▸ What you have to do:
Search the material below for lines containing the string "name", and copy every one you find.
..............................
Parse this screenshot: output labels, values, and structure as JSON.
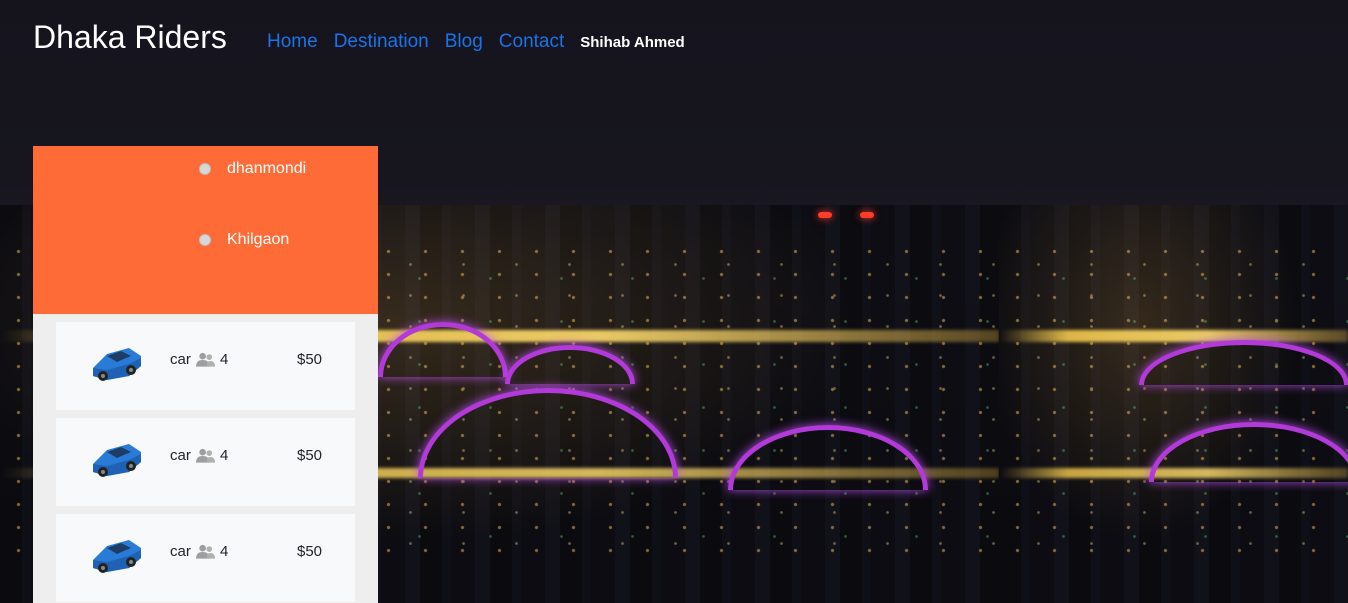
{
  "header": {
    "brand": "Dhaka Riders",
    "nav": [
      {
        "label": "Home",
        "color": "#1a73e8"
      },
      {
        "label": "Destination",
        "color": "#1a73e8"
      },
      {
        "label": "Blog",
        "color": "#1a73e8"
      },
      {
        "label": "Contact",
        "color": "#1a73e8"
      }
    ],
    "user": "Shihab Ahmed"
  },
  "route": {
    "accent": "#ff6b37",
    "from": "dhanmondi",
    "to": "Khilgaon"
  },
  "rides": [
    {
      "icon": "car-icon",
      "type": "car",
      "capacity_icon": "people-icon",
      "capacity": "4",
      "price": "$50"
    },
    {
      "icon": "car-icon",
      "type": "car",
      "capacity_icon": "people-icon",
      "capacity": "4",
      "price": "$50"
    },
    {
      "icon": "car-icon",
      "type": "car",
      "capacity_icon": "people-icon",
      "capacity": "4",
      "price": "$50"
    }
  ]
}
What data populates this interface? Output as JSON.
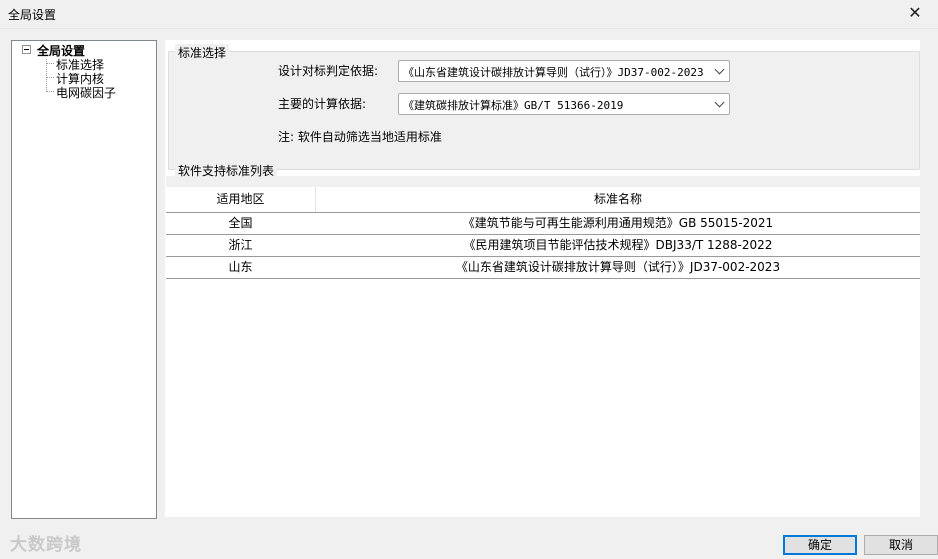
{
  "window": {
    "title": "全局设置",
    "close_glyph": "✕"
  },
  "tree": {
    "root": "全局设置",
    "items": [
      "标准选择",
      "计算内核",
      "电网碳因子"
    ]
  },
  "standard_selection": {
    "group_title": "标准选择",
    "design_label": "设计对标判定依据:",
    "design_value": "《山东省建筑设计碳排放计算导则（试行）》JD37-002-2023",
    "calc_label": "主要的计算依据:",
    "calc_value": "《建筑碳排放计算标准》GB/T 51366-2019",
    "note": "注: 软件自动筛选当地适用标准"
  },
  "list": {
    "title": "软件支持标准列表",
    "headers": [
      "适用地区",
      "标准名称"
    ],
    "rows": [
      {
        "region": "全国",
        "name": "《建筑节能与可再生能源利用通用规范》GB 55015-2021"
      },
      {
        "region": "浙江",
        "name": "《民用建筑项目节能评估技术规程》DBJ33/T 1288-2022"
      },
      {
        "region": "山东",
        "name": "《山东省建筑设计碳排放计算导则（试行）》JD37-002-2023"
      }
    ]
  },
  "watermark": "大数跨境",
  "buttons": {
    "ok": "确定",
    "cancel": "取消"
  }
}
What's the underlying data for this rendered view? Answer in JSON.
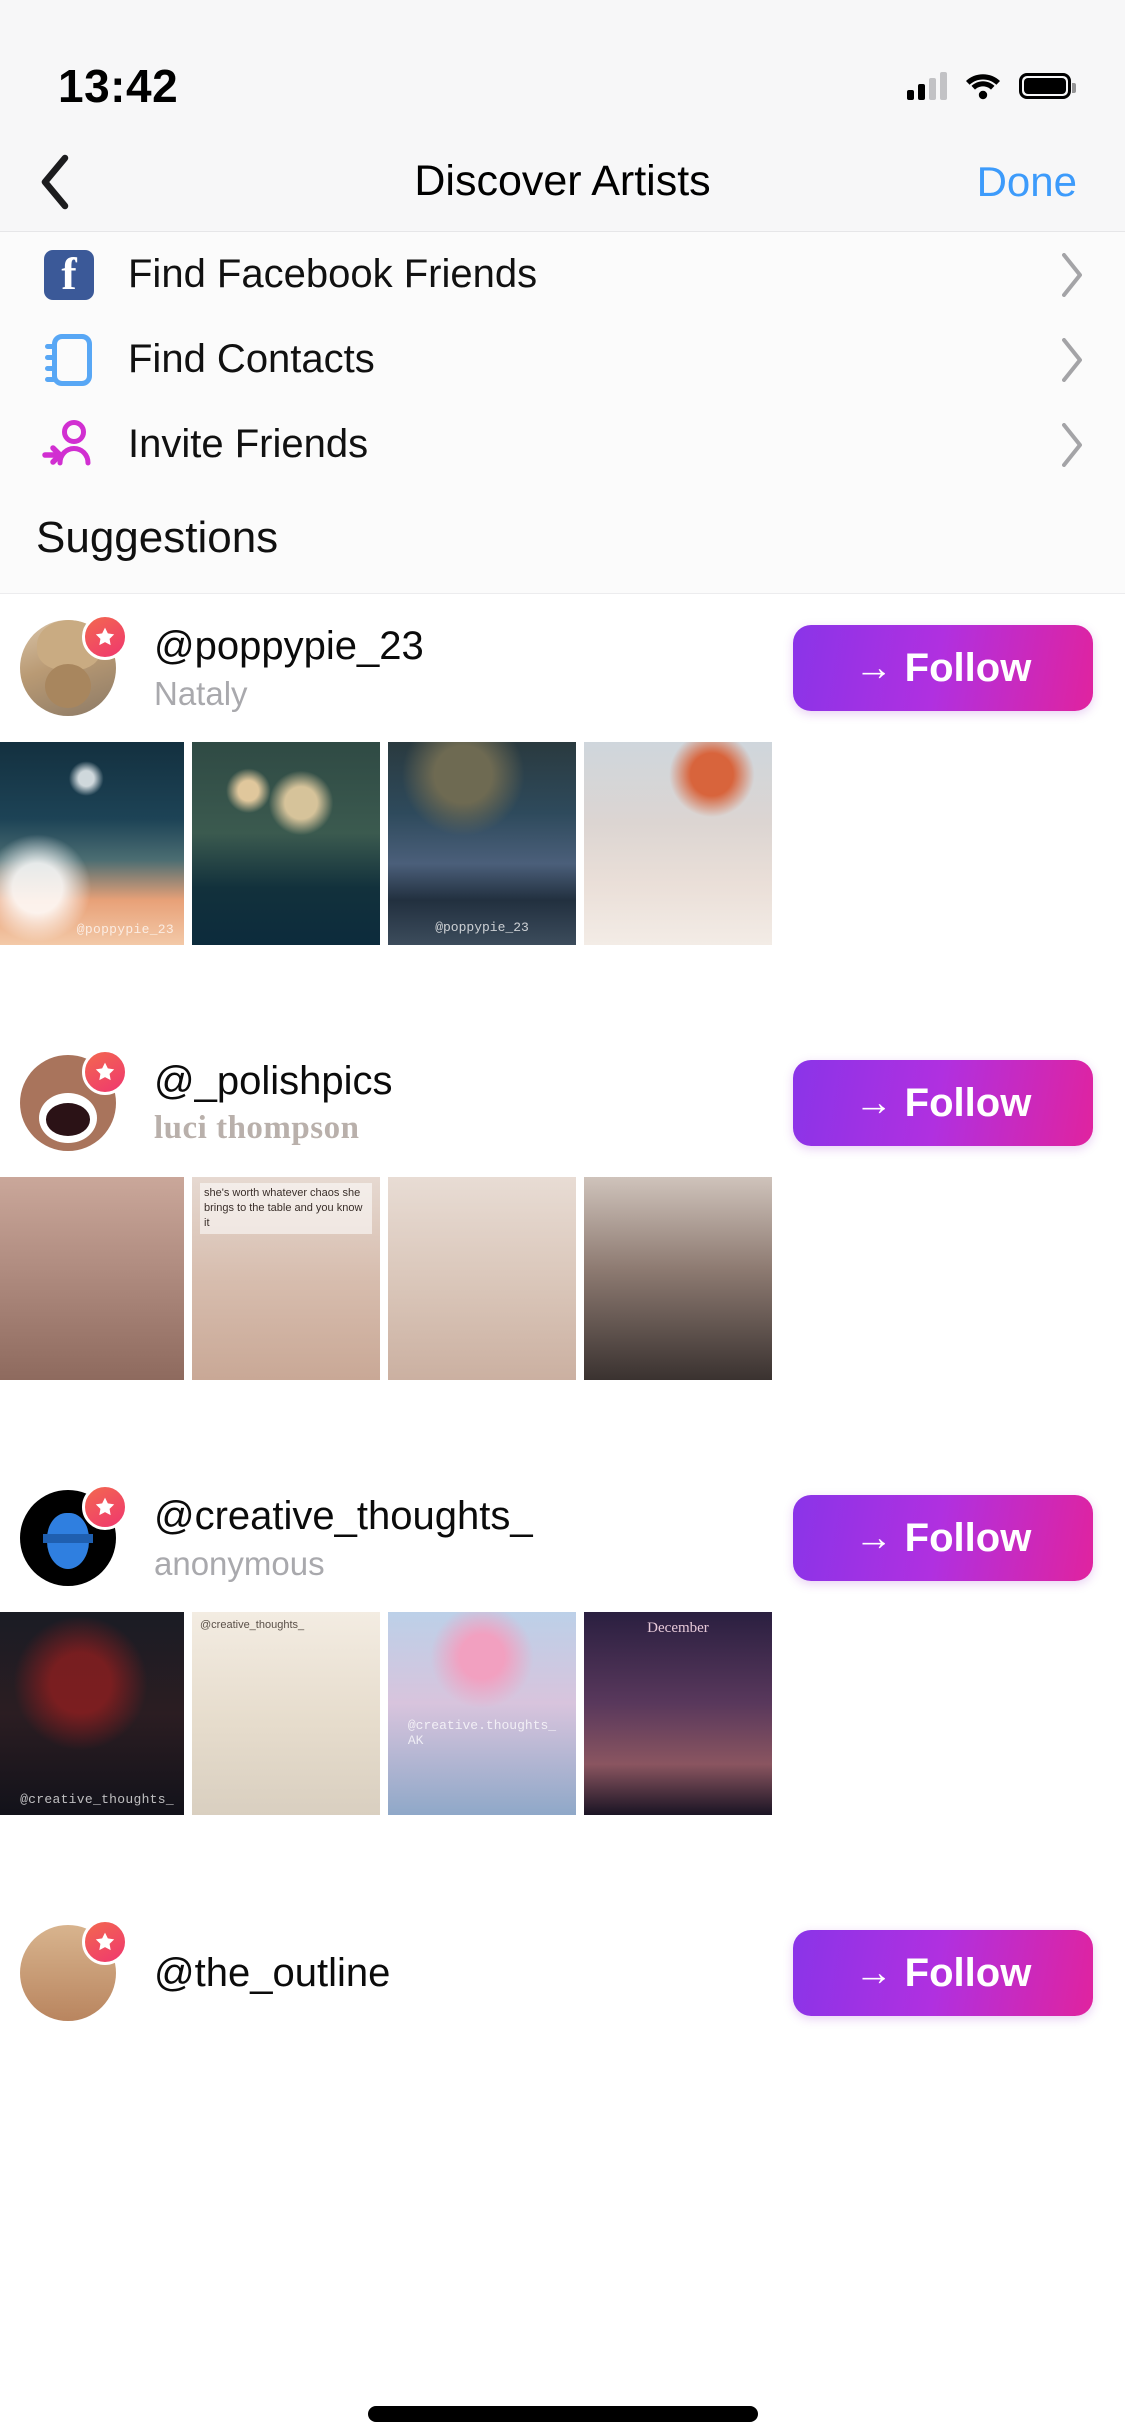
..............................
▸ Result of this task:
        "name": "《建筑节能与可再生能源利用通用规范》GB 55015-2021"
        "name": "《民用建筑项目节能评估技术规程》DBJ33/T 1288-2022"
        "name": "《山东省建筑设计碳排放计算导则（试行）》JD37-002-2023"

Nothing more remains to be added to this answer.